What are pubic lice?
A pubic louse (or ‘crab’) is 1.5 to 2.5 mm long, grey or light brown, and has 6 legs. Pubic lice attach themselves to the base of hairs, where they lay their eggs (nits). Nits are visible as small white dots on the hair.
Pubic lice cause itching in your pubic hair. This starts about 2 weeks after you’ve had sexual contact with someone who has pubic lice. The itching is caused by the lice. The lice are commonly found in the hair around your genitals and your anus. They can also live in armpit hair, chest hair or in the hair on your thighs or around your navel. Pubic lice can even live in your eyelashes and eyebrows.
Scratching does not help
The lice live on human blood.

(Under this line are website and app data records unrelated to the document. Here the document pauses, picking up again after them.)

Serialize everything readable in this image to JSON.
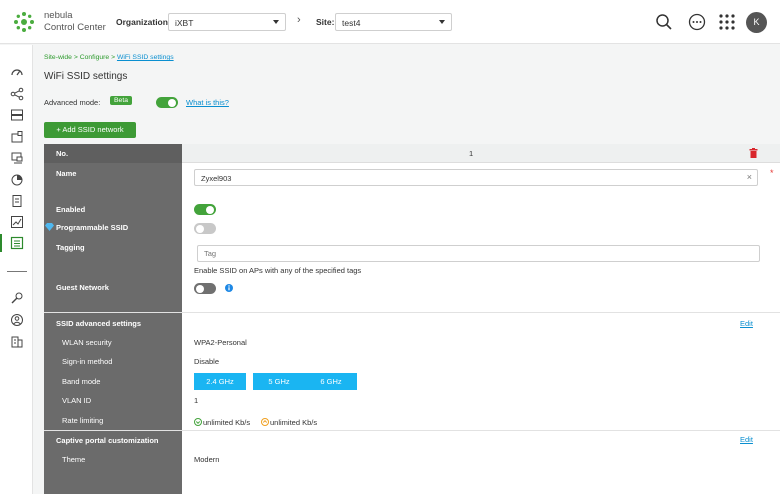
{
  "brand": {
    "line1": "nebula",
    "line2": "Control Center"
  },
  "header": {
    "org_label": "Organization:",
    "org_value": "iXBT",
    "site_label": "Site:",
    "site_value": "test4",
    "avatar_letter": "K"
  },
  "breadcrumb": {
    "part1": "Site-wide",
    "part2": "Configure",
    "current": "WiFi SSID settings"
  },
  "page_title": "WiFi SSID settings",
  "advanced_mode": {
    "label": "Advanced mode:",
    "badge": "Beta",
    "help_link": "What is this?",
    "enabled": true
  },
  "add_button": "+ Add SSID network",
  "table": {
    "no_label": "No.",
    "no_value": "1",
    "name_label": "Name",
    "name_value": "Zyxel903",
    "required_mark": "*",
    "clear_glyph": "×",
    "enabled_label": "Enabled",
    "programmable_label": "Programmable SSID",
    "tagging_label": "Tagging",
    "tag_placeholder": "Tag",
    "tag_hint": "Enable SSID on APs with any of the specified tags",
    "guest_label": "Guest Network",
    "adv_label": "SSID advanced settings",
    "edit_label": "Edit",
    "wlan_security_label": "WLAN security",
    "wlan_security_value": "WPA2-Personal",
    "signin_label": "Sign-in method",
    "signin_value": "Disable",
    "band_label": "Band mode",
    "bands": [
      "2.4 GHz",
      "5 GHz",
      "6 GHz"
    ],
    "vlan_label": "VLAN ID",
    "vlan_value": "1",
    "rate_label": "Rate limiting",
    "rate_down": "unlimited Kb/s",
    "rate_up": "unlimited Kb/s",
    "captive_label": "Captive portal customization",
    "theme_label": "Theme",
    "theme_value": "Modern"
  },
  "toggles": {
    "enabled": true,
    "programmable": false,
    "guest": false
  },
  "colors": {
    "accent_green": "#43a33b",
    "link_blue": "#0a8fd0",
    "band_blue": "#1ab5f2",
    "delete_red": "#d9262c"
  }
}
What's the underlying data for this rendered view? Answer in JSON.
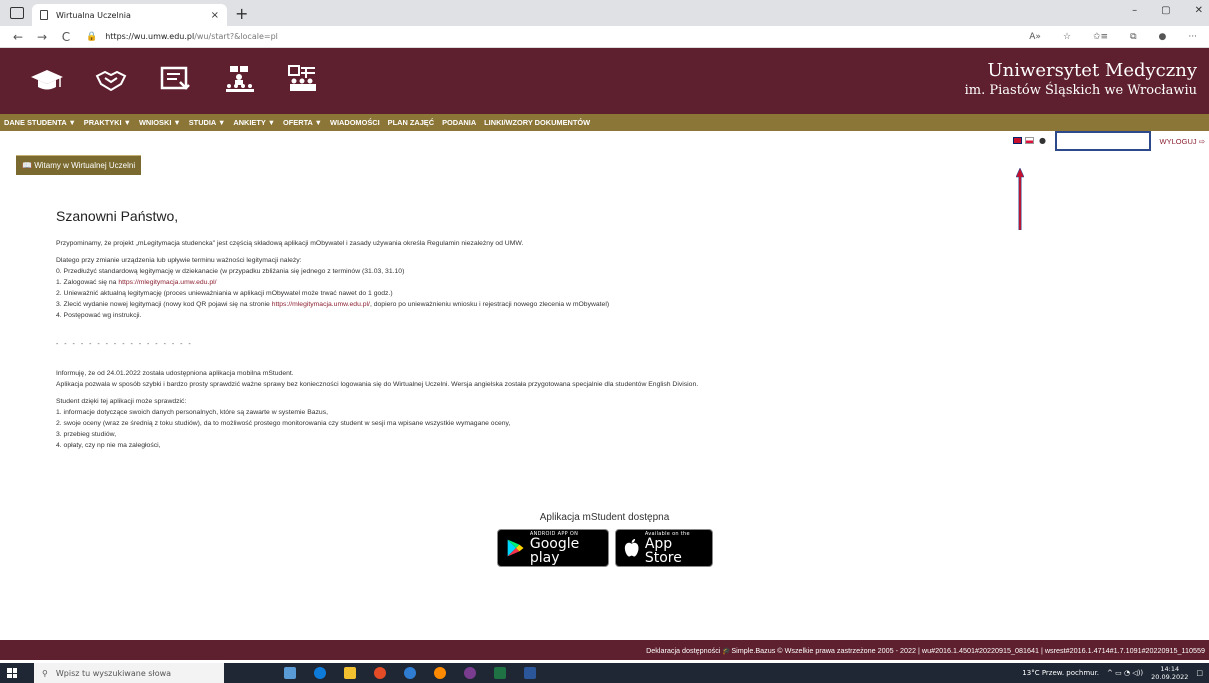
{
  "browser": {
    "tab_title": "Wirtualna Uczelnia",
    "tab_close": "×",
    "new_tab": "+",
    "url_host": "https://wu.umw.edu.pl",
    "url_path": "/wu/start?&locale=pl",
    "win_min": "–",
    "win_max": "▢",
    "win_close": "✕",
    "back": "←",
    "forward": "→",
    "reload": "C",
    "actions": [
      "A»",
      "☆",
      "✩≡",
      "⧉",
      "●",
      "···"
    ]
  },
  "header": {
    "uni_line1": "Uniwersytet Medyczny",
    "uni_line2": "im. Piastów Śląskich we Wrocławiu",
    "icons": [
      "graduation-cap-icon",
      "handshake-icon",
      "document-form-icon",
      "classroom-icon",
      "schedule-board-icon"
    ]
  },
  "menu": [
    "DANE STUDENTA ▼",
    "PRAKTYKI ▼",
    "WNIOSKI ▼",
    "STUDIA ▼",
    "ANKIETY ▼",
    "OFERTA ▼",
    "WIADOMOŚCI",
    "PLAN ZAJĘĆ",
    "PODANIA",
    "LINKI/WZORY DOKUMENTÓW"
  ],
  "toolbar": {
    "logout": "WYLOGUJ ⇨"
  },
  "welcome": "Witamy w Wirtualnej Uczelni",
  "content": {
    "heading": "Szanowni Państwo,",
    "p1": "Przypominamy, że projekt „mLegitymacja studencka\" jest częścią składową aplikacji mObywatel i zasady używania określa Regulamin niezależny od UMW.",
    "p2": "Dlatego przy zmianie urządzenia lub upływie terminu ważności legitymacji należy:",
    "l0": "0. Przedłużyć standardową legitymację w dziekanacie (w przypadku zbliżania się jednego z terminów (31.03, 31.10)",
    "l1a": "1. Zalogować się na ",
    "l1link": "https://mlegitymacja.umw.edu.pl/",
    "l2": "2. Unieważnić aktualną legitymację (proces unieważniania w aplikacji mObywatel może trwać nawet do 1 godz.)",
    "l3a": "3. Zlecić wydanie nowej legitymacji (nowy kod QR pojawi się na stronie ",
    "l3link": "https://mlegitymacja.umw.edu.pl/",
    "l3b": ", dopiero po unieważnieniu wniosku i rejestracji nowego zlecenia w mObywatel)",
    "l4": "4. Postępować wg instrukcji.",
    "dashes": "- - - - - - - - - - - - - - - - -",
    "p3": "Informuję, że od 24.01.2022 została udostępniona aplikacja mobilna mStudent.",
    "p4": "Aplikacja pozwala w sposób szybki i bardzo prosty sprawdzić ważne sprawy bez konieczności logowania się do Wirtualnej Uczelni. Wersja angielska została przygotowana specjalnie dla studentów English Division.",
    "p5": "Student dzięki tej aplikacji może sprawdzić:",
    "s1": "1. informacje dotyczące swoich danych personalnych, które są zawarte w systemie Bazus,",
    "s2": "2. swoje oceny (wraz ze średnią z toku studiów), da to możliwość prostego monitorowania czy student w sesji ma wpisane wszystkie wymagane oceny,",
    "s3": "3. przebieg studiów,",
    "s4": "4. opłaty, czy np nie ma zaległości,"
  },
  "apps": {
    "title": "Aplikacja mStudent dostępna",
    "google_small": "ANDROID APP ON",
    "google_big": "Google play",
    "apple_small": "Available on the",
    "apple_big": "App Store"
  },
  "footer": {
    "text": "Deklaracja dostępności   🎓Simple.Bazus © Wszelkie prawa zastrzeżone 2005 - 2022 | wu#2016.1.4501#20220915_081641 | wsrest#2016.1.4714#1.7.1091#20220915_110559"
  },
  "taskbar": {
    "search": "Wpisz tu wyszukiwane słowa",
    "weather": "13°C  Przew. pochmur.",
    "time": "14:14",
    "date": "20.09.2022"
  },
  "colors": {
    "maroon": "#5e1f2e",
    "gold": "#8b7638",
    "arrow": "#c8102e"
  }
}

They leave red or brown droppings which you may see as red or brown spots in your underwear. You may get red and irritated skin. Scratching doesn’t help, and it may make it worse by causing an infection.
Discuss the treatment of scabies with your doctor. Loxazol lotion or cream or Prioderm lotion are used to treat lice. Repeat the treatment after a week. After the second treatment, you can be sure that all eggs and lice are dead. Washing with soap and water or shampoo will not get rid of pubic lice.
Wash the clothes you were wearing before the treatment at a minimum of 60°C. Also wash your bedding, to kill the eggs. Air your mattress and pillow. Put anything you can’t wash in a sealed plastic bag for at least two to three days (48-72 hours).
To ensure that the lice won’t return, it’s important that anyone you had sex with is also treated. Even if they have no symptoms.
If you’ve caught pubic lice during unsafe sex, you may have another STI too. Arrange a test by calling Saba Cares on +599.416.3288 or the Public Health department on +599.416.5566.